Saved data entries

|---|

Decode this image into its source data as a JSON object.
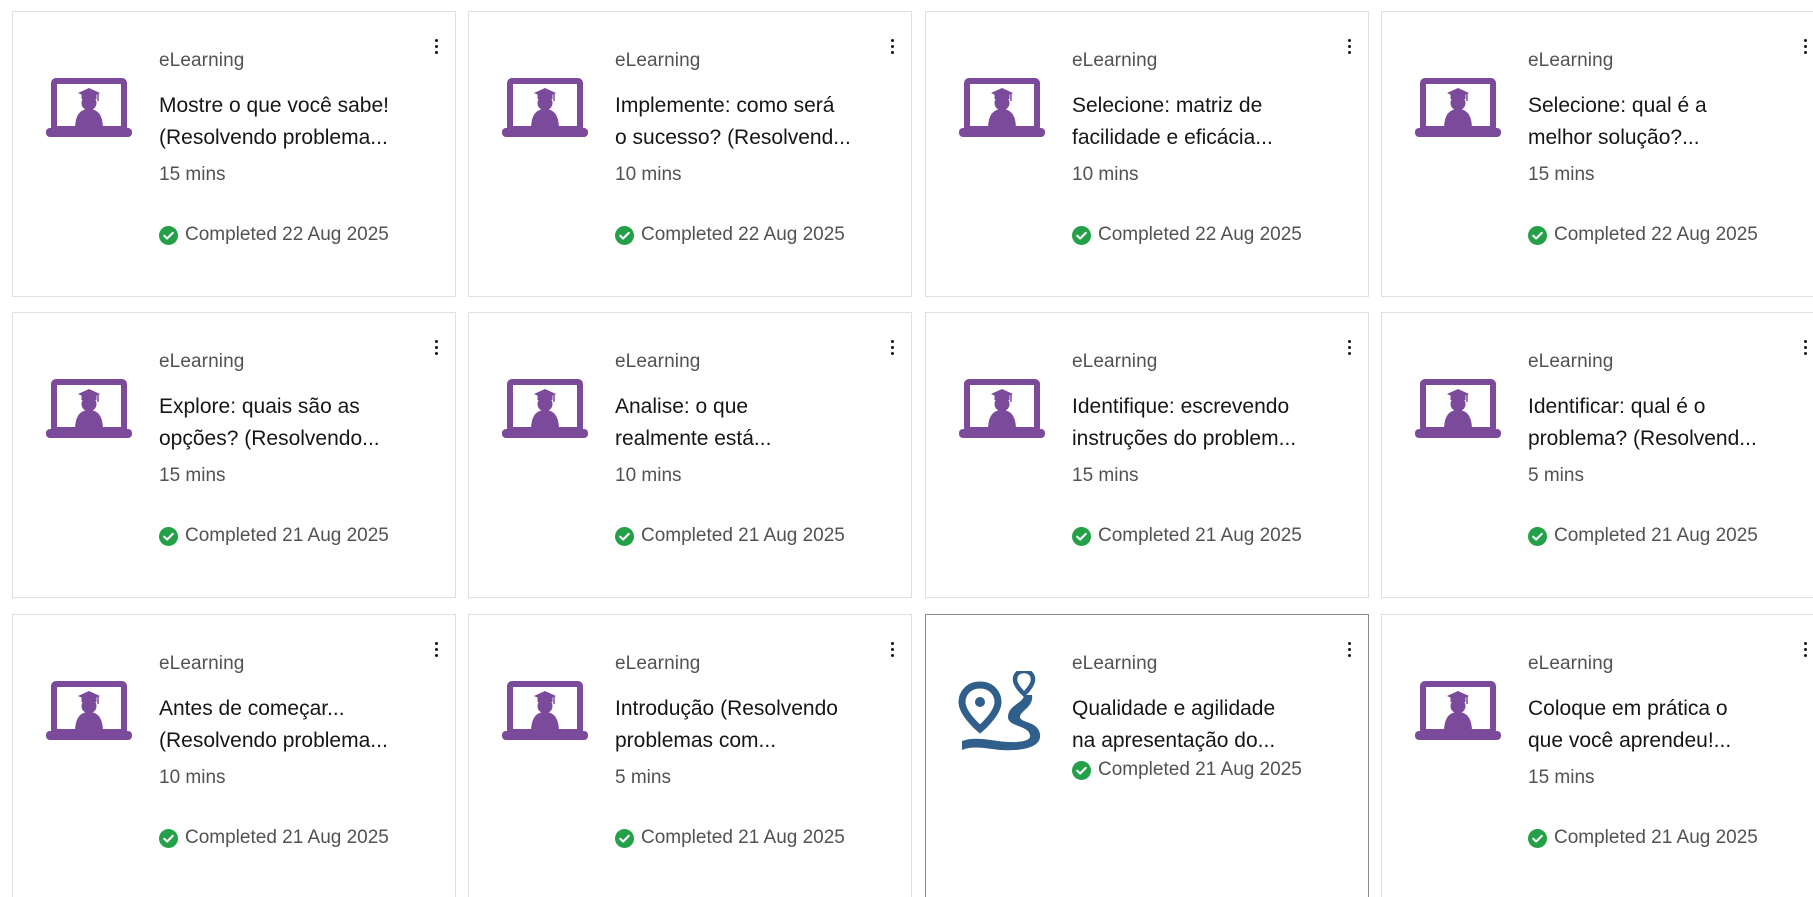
{
  "colors": {
    "icon_purple": "#7b4a9b",
    "map_blue": "#2f5f8a",
    "check_green": "#24a148"
  },
  "cards": [
    {
      "type": "eLearning",
      "title": "Mostre o que você sabe!\n(Resolvendo problema...",
      "duration": "15 mins",
      "status": "Completed 22 Aug 2025",
      "icon": "elearning-laptop-icon"
    },
    {
      "type": "eLearning",
      "title": "Implemente: como será\no sucesso? (Resolvend...",
      "duration": "10 mins",
      "status": "Completed 22 Aug 2025",
      "icon": "elearning-laptop-icon"
    },
    {
      "type": "eLearning",
      "title": "Selecione: matriz de\nfacilidade e eficácia...",
      "duration": "10 mins",
      "status": "Completed 22 Aug 2025",
      "icon": "elearning-laptop-icon"
    },
    {
      "type": "eLearning",
      "title": "Selecione: qual é a\nmelhor solução?...",
      "duration": "15 mins",
      "status": "Completed 22 Aug 2025",
      "icon": "elearning-laptop-icon"
    },
    {
      "type": "eLearning",
      "title": "Explore: quais são as\nopções? (Resolvendo...",
      "duration": "15 mins",
      "status": "Completed 21 Aug 2025",
      "icon": "elearning-laptop-icon"
    },
    {
      "type": "eLearning",
      "title": "Analise: o que\nrealmente está...",
      "duration": "10 mins",
      "status": "Completed 21 Aug 2025",
      "icon": "elearning-laptop-icon"
    },
    {
      "type": "eLearning",
      "title": "Identifique: escrevendo\ninstruções do problem...",
      "duration": "15 mins",
      "status": "Completed 21 Aug 2025",
      "icon": "elearning-laptop-icon"
    },
    {
      "type": "eLearning",
      "title": "Identificar: qual é o\nproblema? (Resolvend...",
      "duration": "5 mins",
      "status": "Completed 21 Aug 2025",
      "icon": "elearning-laptop-icon"
    },
    {
      "type": "eLearning",
      "title": "Antes de começar...\n(Resolvendo problema...",
      "duration": "10 mins",
      "status": "Completed 21 Aug 2025",
      "icon": "elearning-laptop-icon"
    },
    {
      "type": "eLearning",
      "title": "Introdução (Resolvendo\nproblemas com...",
      "duration": "5 mins",
      "status": "Completed 21 Aug 2025",
      "icon": "elearning-laptop-icon"
    },
    {
      "type": "eLearning",
      "title": "Qualidade e agilidade\nna apresentação do...",
      "duration": "",
      "status": "Completed 21 Aug 2025",
      "icon": "map-route-icon"
    },
    {
      "type": "eLearning",
      "title": "Coloque em prática o\nque você aprendeu!...",
      "duration": "15 mins",
      "status": "Completed 21 Aug 2025",
      "icon": "elearning-laptop-icon"
    }
  ]
}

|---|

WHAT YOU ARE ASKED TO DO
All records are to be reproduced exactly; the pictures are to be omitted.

TASK RESULT
Decode this image into its source data as a JSON object.
{
  "colors": {
    "icon_purple": "#7b4a9b",
    "map_blue": "#2f5f8a",
    "check_green": "#24a148"
  },
  "cards": [
    {
      "type": "eLearning",
      "title": "Mostre o que você sabe!\n(Resolvendo problema...",
      "duration": "15 mins",
      "status": "Completed 22 Aug 2025",
      "icon": "elearning-laptop-icon"
    },
    {
      "type": "eLearning",
      "title": "Implemente: como será\no sucesso? (Resolvend...",
      "duration": "10 mins",
      "status": "Completed 22 Aug 2025",
      "icon": "elearning-laptop-icon"
    },
    {
      "type": "eLearning",
      "title": "Selecione: matriz de\nfacilidade e eficácia...",
      "duration": "10 mins",
      "status": "Completed 22 Aug 2025",
      "icon": "elearning-laptop-icon"
    },
    {
      "type": "eLearning",
      "title": "Selecione: qual é a\nmelhor solução?...",
      "duration": "15 mins",
      "status": "Completed 22 Aug 2025",
      "icon": "elearning-laptop-icon"
    },
    {
      "type": "eLearning",
      "title": "Explore: quais são as\nopções? (Resolvendo...",
      "duration": "15 mins",
      "status": "Completed 21 Aug 2025",
      "icon": "elearning-laptop-icon"
    },
    {
      "type": "eLearning",
      "title": "Analise: o que\nrealmente está...",
      "duration": "10 mins",
      "status": "Completed 21 Aug 2025",
      "icon": "elearning-laptop-icon"
    },
    {
      "type": "eLearning",
      "title": "Identifique: escrevendo\ninstruções do problem...",
      "duration": "15 mins",
      "status": "Completed 21 Aug 2025",
      "icon": "elearning-laptop-icon"
    },
    {
      "type": "eLearning",
      "title": "Identificar: qual é o\nproblema? (Resolvend...",
      "duration": "5 mins",
      "status": "Completed 21 Aug 2025",
      "icon": "elearning-laptop-icon"
    },
    {
      "type": "eLearning",
      "title": "Antes de começar...\n(Resolvendo problema...",
      "duration": "10 mins",
      "status": "Completed 21 Aug 2025",
      "icon": "elearning-laptop-icon"
    },
    {
      "type": "eLearning",
      "title": "Introdução (Resolvendo\nproblemas com...",
      "duration": "5 mins",
      "status": "Completed 21 Aug 2025",
      "icon": "elearning-laptop-icon"
    },
    {
      "type": "eLearning",
      "title": "Qualidade e agilidade\nna apresentação do...",
      "duration": "",
      "status": "Completed 21 Aug 2025",
      "icon": "map-route-icon"
    },
    {
      "type": "eLearning",
      "title": "Coloque em prática o\nque você aprendeu!...",
      "duration": "15 mins",
      "status": "Completed 21 Aug 2025",
      "icon": "elearning-laptop-icon"
    }
  ]
}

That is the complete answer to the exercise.